Book Review: Long Way Down

Book Review: Long Way Down

Misha Ankudovych

Long Way Down by Jason Reynolds is a gripping tale about a 15-year-old who has all of 60 seconds to make the largest decision possible: should he get revenge on his brother’s killer? His decision is shaped by the perspective of various ‘ghosts’ of whom he discusses the decision with. This all culminates, unfortunately, in a lackluster ending that lacks a clear meaning. 

Long Way Down shines best in its ability to combine different forms of literature in order to tell one story. Placed diligently throughout the book, the various poems and melodic speaking are a callback to his beginnings of writing. These poems offer a sometimes much needed change of pace, allowing the reader to remove themselves from the heavy contents of the novel. 

The structure of the novel allows for a quick exchange of characters, that, at its best, keeps the reader engaged, and at its worst, leads to a lack of character development for anyone other than the main character, Will. There are four characters who enter the elevator with Will, placed far enough away to tell stories that directly relate to him, but not enough for any meaningful development or callbacks to take place. In Long Way Down, supplemental characters feel more like a vessel for plot points to be communicated, rather than a living, breathing character. This is exacerbated by the fact that none of the characters seem to have any connection to each other, besides the fact that they are tied to Will’s history. 

If the supplementary characters of the story are seen as vehicles, then the ending has essentially stripped them all of their engines and wheels. The story ends on a cliffhanger that feels more fit for the last episode of a Netflix original series slated for a season 2, rather than the meaningful novel it attempts to be. By refusing to state the decision of the main character at the end of the novel, Reynolds manages to make the already meaningless characters have less of a purpose, seeing as it is impossible to gauge which of them Will listened to in making his final decision. 
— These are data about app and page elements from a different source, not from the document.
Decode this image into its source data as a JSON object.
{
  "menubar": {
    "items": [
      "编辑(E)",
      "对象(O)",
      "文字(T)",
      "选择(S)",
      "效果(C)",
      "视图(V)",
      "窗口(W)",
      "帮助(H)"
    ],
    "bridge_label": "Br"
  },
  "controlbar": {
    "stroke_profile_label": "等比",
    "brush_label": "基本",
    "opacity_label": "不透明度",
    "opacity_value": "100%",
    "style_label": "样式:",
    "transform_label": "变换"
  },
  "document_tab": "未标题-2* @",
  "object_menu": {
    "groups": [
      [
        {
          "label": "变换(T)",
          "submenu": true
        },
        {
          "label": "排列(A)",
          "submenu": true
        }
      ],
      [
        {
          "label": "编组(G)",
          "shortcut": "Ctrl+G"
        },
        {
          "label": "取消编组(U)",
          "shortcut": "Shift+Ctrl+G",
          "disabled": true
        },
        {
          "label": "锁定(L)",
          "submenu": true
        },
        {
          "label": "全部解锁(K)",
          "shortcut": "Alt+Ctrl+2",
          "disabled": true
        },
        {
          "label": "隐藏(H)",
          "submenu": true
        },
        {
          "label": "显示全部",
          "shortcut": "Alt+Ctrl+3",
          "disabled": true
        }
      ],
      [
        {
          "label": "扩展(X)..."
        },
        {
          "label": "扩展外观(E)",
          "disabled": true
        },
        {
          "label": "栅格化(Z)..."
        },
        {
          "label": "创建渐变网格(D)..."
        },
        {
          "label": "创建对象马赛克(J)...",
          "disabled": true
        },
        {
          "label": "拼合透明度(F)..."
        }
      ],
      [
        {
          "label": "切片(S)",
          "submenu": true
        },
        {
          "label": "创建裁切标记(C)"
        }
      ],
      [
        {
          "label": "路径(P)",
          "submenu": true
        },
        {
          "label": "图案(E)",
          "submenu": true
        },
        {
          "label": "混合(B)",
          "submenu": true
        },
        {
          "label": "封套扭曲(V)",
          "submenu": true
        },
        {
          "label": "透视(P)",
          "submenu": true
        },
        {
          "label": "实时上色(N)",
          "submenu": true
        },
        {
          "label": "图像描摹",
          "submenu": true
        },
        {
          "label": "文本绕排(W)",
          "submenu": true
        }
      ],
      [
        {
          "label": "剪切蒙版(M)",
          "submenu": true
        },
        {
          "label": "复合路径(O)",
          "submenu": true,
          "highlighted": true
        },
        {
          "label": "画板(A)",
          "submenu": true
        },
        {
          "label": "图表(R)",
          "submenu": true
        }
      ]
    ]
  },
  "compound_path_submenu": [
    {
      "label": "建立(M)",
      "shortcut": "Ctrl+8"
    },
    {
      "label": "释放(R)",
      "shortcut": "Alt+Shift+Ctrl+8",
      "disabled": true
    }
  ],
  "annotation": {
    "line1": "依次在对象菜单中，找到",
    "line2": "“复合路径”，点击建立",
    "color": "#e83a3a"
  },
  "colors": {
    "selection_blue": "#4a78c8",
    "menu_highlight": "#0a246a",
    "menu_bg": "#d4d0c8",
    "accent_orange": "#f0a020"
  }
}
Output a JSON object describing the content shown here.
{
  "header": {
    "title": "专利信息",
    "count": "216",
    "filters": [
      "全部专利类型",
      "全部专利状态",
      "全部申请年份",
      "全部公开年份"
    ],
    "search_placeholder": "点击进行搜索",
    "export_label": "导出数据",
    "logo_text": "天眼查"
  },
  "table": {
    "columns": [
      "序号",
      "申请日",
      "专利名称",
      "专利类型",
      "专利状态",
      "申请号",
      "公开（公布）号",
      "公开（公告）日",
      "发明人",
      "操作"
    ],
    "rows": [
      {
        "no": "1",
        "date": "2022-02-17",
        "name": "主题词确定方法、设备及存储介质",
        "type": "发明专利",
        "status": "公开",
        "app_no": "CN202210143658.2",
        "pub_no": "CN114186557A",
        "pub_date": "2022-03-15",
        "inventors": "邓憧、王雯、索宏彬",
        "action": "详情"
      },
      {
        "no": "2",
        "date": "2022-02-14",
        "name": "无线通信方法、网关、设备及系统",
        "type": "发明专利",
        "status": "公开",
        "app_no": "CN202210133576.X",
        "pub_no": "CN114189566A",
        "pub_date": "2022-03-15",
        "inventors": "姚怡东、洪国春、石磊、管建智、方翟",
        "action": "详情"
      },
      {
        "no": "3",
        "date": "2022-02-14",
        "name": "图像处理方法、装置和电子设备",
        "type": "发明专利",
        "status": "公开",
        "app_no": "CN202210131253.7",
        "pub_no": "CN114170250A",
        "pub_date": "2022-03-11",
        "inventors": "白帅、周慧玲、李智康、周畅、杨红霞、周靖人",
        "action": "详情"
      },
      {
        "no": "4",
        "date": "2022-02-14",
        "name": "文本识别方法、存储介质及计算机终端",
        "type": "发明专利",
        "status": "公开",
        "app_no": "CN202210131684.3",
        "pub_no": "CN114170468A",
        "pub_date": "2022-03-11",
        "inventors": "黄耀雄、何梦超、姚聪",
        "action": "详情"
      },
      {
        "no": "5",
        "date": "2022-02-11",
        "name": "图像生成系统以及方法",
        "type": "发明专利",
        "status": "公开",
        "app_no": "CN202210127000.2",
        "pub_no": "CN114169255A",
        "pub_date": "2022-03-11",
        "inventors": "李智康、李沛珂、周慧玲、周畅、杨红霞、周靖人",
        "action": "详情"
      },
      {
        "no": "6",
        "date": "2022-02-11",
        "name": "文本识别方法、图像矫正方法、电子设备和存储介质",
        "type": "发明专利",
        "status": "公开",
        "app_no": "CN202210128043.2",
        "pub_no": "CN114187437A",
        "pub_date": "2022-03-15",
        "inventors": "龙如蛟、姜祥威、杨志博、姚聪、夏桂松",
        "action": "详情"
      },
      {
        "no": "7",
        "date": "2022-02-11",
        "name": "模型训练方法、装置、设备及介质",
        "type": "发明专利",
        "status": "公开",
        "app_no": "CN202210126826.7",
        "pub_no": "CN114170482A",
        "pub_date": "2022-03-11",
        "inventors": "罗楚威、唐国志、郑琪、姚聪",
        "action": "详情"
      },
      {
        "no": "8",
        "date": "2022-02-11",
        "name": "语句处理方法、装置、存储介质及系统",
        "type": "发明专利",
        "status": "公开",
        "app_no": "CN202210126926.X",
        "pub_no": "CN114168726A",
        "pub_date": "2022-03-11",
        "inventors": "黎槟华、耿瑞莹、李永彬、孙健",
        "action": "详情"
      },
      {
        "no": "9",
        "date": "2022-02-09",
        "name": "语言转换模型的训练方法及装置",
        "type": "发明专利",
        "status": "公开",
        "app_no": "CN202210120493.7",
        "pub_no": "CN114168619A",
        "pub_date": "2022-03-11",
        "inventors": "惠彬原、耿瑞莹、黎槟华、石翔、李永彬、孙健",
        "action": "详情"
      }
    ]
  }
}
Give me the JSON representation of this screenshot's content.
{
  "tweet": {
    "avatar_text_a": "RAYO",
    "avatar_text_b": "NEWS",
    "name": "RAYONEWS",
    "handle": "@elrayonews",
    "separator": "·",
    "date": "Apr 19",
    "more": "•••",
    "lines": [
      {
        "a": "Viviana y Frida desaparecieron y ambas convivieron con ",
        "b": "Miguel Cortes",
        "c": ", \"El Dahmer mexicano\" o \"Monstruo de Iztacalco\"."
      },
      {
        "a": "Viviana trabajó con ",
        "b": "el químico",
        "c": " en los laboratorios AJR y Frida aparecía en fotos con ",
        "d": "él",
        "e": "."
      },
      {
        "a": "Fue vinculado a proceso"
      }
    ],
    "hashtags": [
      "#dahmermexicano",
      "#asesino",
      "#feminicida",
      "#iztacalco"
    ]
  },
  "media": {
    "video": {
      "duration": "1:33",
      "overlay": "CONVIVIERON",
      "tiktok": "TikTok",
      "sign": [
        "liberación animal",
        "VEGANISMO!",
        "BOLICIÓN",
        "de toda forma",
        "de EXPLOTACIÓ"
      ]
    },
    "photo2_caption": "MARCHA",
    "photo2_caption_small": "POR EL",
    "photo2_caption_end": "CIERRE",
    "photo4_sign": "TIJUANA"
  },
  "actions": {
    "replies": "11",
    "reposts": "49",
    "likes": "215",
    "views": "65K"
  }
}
Long Way Down is a decent novel that shines in its ability to tell an untraditional tale in an untraditional way, however, it falls short in the way of leaving a significant impact on the reader, both through its lackluster supplemental characters and meaningless ending.